• THE TASK
Repeat, exactly and completely, the entries shown underneath.

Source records

---------------

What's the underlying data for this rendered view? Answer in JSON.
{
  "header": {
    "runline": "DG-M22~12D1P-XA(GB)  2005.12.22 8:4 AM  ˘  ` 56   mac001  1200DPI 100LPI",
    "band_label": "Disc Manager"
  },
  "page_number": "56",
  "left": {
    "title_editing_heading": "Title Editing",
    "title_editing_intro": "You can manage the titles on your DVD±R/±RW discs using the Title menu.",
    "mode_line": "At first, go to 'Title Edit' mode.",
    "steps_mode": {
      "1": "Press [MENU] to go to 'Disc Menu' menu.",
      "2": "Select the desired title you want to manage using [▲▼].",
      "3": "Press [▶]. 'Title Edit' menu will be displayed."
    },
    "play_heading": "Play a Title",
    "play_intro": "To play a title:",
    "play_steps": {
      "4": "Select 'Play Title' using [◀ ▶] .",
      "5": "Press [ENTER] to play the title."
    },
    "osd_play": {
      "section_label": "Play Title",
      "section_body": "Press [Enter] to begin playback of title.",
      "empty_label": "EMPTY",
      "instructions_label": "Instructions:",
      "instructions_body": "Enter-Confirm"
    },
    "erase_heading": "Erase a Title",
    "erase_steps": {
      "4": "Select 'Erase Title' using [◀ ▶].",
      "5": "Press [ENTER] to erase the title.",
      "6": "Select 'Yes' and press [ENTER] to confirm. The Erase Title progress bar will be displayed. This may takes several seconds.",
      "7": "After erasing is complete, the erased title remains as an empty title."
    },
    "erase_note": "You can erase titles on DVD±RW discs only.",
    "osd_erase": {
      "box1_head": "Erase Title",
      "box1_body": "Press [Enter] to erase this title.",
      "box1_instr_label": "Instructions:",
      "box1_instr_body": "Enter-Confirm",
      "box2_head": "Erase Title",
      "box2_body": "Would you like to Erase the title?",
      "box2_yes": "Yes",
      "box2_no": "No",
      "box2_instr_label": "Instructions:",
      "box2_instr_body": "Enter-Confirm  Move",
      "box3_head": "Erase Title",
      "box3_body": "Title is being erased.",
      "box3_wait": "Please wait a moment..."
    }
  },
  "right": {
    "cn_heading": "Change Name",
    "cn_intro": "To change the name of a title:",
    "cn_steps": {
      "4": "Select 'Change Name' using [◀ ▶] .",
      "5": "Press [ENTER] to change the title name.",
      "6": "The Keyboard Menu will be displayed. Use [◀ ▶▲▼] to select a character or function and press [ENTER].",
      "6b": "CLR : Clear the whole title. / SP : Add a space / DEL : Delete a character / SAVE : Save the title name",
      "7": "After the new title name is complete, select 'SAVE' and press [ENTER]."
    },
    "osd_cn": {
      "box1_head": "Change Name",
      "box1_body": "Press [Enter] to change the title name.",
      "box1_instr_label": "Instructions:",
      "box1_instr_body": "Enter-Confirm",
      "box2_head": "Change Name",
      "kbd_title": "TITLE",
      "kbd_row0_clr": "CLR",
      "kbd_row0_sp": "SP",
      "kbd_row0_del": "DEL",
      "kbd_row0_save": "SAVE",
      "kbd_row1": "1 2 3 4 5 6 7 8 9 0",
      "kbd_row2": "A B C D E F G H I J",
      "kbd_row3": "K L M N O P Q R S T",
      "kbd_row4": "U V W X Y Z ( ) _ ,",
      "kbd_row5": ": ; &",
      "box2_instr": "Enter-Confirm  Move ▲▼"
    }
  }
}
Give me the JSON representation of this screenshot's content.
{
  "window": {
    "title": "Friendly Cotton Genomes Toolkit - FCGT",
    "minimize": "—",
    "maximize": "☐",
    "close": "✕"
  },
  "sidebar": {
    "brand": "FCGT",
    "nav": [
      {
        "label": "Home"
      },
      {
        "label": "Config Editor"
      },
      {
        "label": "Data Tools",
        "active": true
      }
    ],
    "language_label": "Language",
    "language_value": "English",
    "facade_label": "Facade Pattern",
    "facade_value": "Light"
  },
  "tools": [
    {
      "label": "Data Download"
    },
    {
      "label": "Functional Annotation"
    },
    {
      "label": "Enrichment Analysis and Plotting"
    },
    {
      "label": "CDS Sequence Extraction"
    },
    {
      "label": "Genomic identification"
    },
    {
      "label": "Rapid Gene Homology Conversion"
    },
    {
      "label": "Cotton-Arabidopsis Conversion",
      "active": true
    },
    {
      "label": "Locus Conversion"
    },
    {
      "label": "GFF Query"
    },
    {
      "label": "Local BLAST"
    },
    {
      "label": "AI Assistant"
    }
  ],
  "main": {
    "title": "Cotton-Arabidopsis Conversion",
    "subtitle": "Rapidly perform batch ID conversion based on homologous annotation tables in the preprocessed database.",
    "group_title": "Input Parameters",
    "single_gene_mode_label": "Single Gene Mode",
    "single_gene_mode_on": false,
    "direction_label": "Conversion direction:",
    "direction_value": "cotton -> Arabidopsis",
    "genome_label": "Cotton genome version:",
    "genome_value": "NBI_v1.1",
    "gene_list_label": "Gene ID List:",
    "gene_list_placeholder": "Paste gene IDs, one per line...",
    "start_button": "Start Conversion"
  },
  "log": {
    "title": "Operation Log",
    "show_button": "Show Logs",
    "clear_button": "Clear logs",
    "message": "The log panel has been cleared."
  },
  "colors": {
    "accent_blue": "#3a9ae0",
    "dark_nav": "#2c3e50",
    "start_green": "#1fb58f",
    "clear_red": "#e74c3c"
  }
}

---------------

• YOUR SOLUTION
What's the underlying data for this rendered view? Answer in JSON.
{
  "header": {
    "runline": "DG-M22~12D1P-XA(GB)  2005.12.22 8:4 AM  ˘  ` 56   mac001  1200DPI 100LPI",
    "band_label": "Disc Manager"
  },
  "page_number": "56",
  "left": {
    "title_editing_heading": "Title Editing",
    "title_editing_intro": "You can manage the titles on your DVD±R/±RW discs using the Title menu.",
    "mode_line": "At first, go to 'Title Edit' mode.",
    "steps_mode": {
      "1": "Press [MENU] to go to 'Disc Menu' menu.",
      "2": "Select the desired title you want to manage using [▲▼].",
      "3": "Press [▶]. 'Title Edit' menu will be displayed."
    },
    "play_heading": "Play a Title",
    "play_intro": "To play a title:",
    "play_steps": {
      "4": "Select 'Play Title' using [◀ ▶] .",
      "5": "Press [ENTER] to play the title."
    },
    "osd_play": {
      "section_label": "Play Title",
      "section_body": "Press [Enter] to begin playback of title.",
      "empty_label": "EMPTY",
      "instructions_label": "Instructions:",
      "instructions_body": "Enter-Confirm"
    },
    "erase_heading": "Erase a Title",
    "erase_steps": {
      "4": "Select 'Erase Title' using [◀ ▶].",
      "5": "Press [ENTER] to erase the title.",
      "6": "Select 'Yes' and press [ENTER] to confirm. The Erase Title progress bar will be displayed. This may takes several seconds.",
      "7": "After erasing is complete, the erased title remains as an empty title."
    },
    "erase_note": "You can erase titles on DVD±RW discs only.",
    "osd_erase": {
      "box1_head": "Erase Title",
      "box1_body": "Press [Enter] to erase this title.",
      "box1_instr_label": "Instructions:",
      "box1_instr_body": "Enter-Confirm",
      "box2_head": "Erase Title",
      "box2_body": "Would you like to Erase the title?",
      "box2_yes": "Yes",
      "box2_no": "No",
      "box2_instr_label": "Instructions:",
      "box2_instr_body": "Enter-Confirm  Move",
      "box3_head": "Erase Title",
      "box3_body": "Title is being erased.",
      "box3_wait": "Please wait a moment..."
    }
  },
  "right": {
    "cn_heading": "Change Name",
    "cn_intro": "To change the name of a title:",
    "cn_steps": {
      "4": "Select 'Change Name' using [◀ ▶] .",
      "5": "Press [ENTER] to change the title name.",
      "6": "The Keyboard Menu will be displayed. Use [◀ ▶▲▼] to select a character or function and press [ENTER].",
      "6b": "CLR : Clear the whole title. / SP : Add a space / DEL : Delete a character / SAVE : Save the title name",
      "7": "After the new title name is complete, select 'SAVE' and press [ENTER]."
    },
    "osd_cn": {
      "box1_head": "Change Name",
      "box1_body": "Press [Enter] to change the title name.",
      "box1_instr_label": "Instructions:",
      "box1_instr_body": "Enter-Confirm",
      "box2_head": "Change Name",
      "kbd_title": "TITLE",
      "kbd_row0_clr": "CLR",
      "kbd_row0_sp": "SP",
      "kbd_row0_del": "DEL",
      "kbd_row0_save": "SAVE",
      "kbd_row1": "1 2 3 4 5 6 7 8 9 0",
      "kbd_row2": "A B C D E F G H I J",
      "kbd_row3": "K L M N O P Q R S T",
      "kbd_row4": "U V W X Y Z ( ) _ ,",
      "kbd_row5": ": ; &",
      "box2_instr": "Enter-Confirm  Move ▲▼"
    }
  }
}
Give me the JSON representation of this screenshot's content.
{
  "window": {
    "title": "Friendly Cotton Genomes Toolkit - FCGT",
    "minimize": "—",
    "maximize": "☐",
    "close": "✕"
  },
  "sidebar": {
    "brand": "FCGT",
    "nav": [
      {
        "label": "Home"
      },
      {
        "label": "Config Editor"
      },
      {
        "label": "Data Tools",
        "active": true
      }
    ],
    "language_label": "Language",
    "language_value": "English",
    "facade_label": "Facade Pattern",
    "facade_value": "Light"
  },
  "tools": [
    {
      "label": "Data Download"
    },
    {
      "label": "Functional Annotation"
    },
    {
      "label": "Enrichment Analysis and Plotting"
    },
    {
      "label": "CDS Sequence Extraction"
    },
    {
      "label": "Genomic identification"
    },
    {
      "label": "Rapid Gene Homology Conversion"
    },
    {
      "label": "Cotton-Arabidopsis Conversion",
      "active": true
    },
    {
      "label": "Locus Conversion"
    },
    {
      "label": "GFF Query"
    },
    {
      "label": "Local BLAST"
    },
    {
      "label": "AI Assistant"
    }
  ],
  "main": {
    "title": "Cotton-Arabidopsis Conversion",
    "subtitle": "Rapidly perform batch ID conversion based on homologous annotation tables in the preprocessed database.",
    "group_title": "Input Parameters",
    "single_gene_mode_label": "Single Gene Mode",
    "single_gene_mode_on": false,
    "direction_label": "Conversion direction:",
    "direction_value": "cotton -> Arabidopsis",
    "genome_label": "Cotton genome version:",
    "genome_value": "NBI_v1.1",
    "gene_list_label": "Gene ID List:",
    "gene_list_placeholder": "Paste gene IDs, one per line...",
    "start_button": "Start Conversion"
  },
  "log": {
    "title": "Operation Log",
    "show_button": "Show Logs",
    "clear_button": "Clear logs",
    "message": "The log panel has been cleared."
  },
  "colors": {
    "accent_blue": "#3a9ae0",
    "dark_nav": "#2c3e50",
    "start_green": "#1fb58f",
    "clear_red": "#e74c3c"
  }
}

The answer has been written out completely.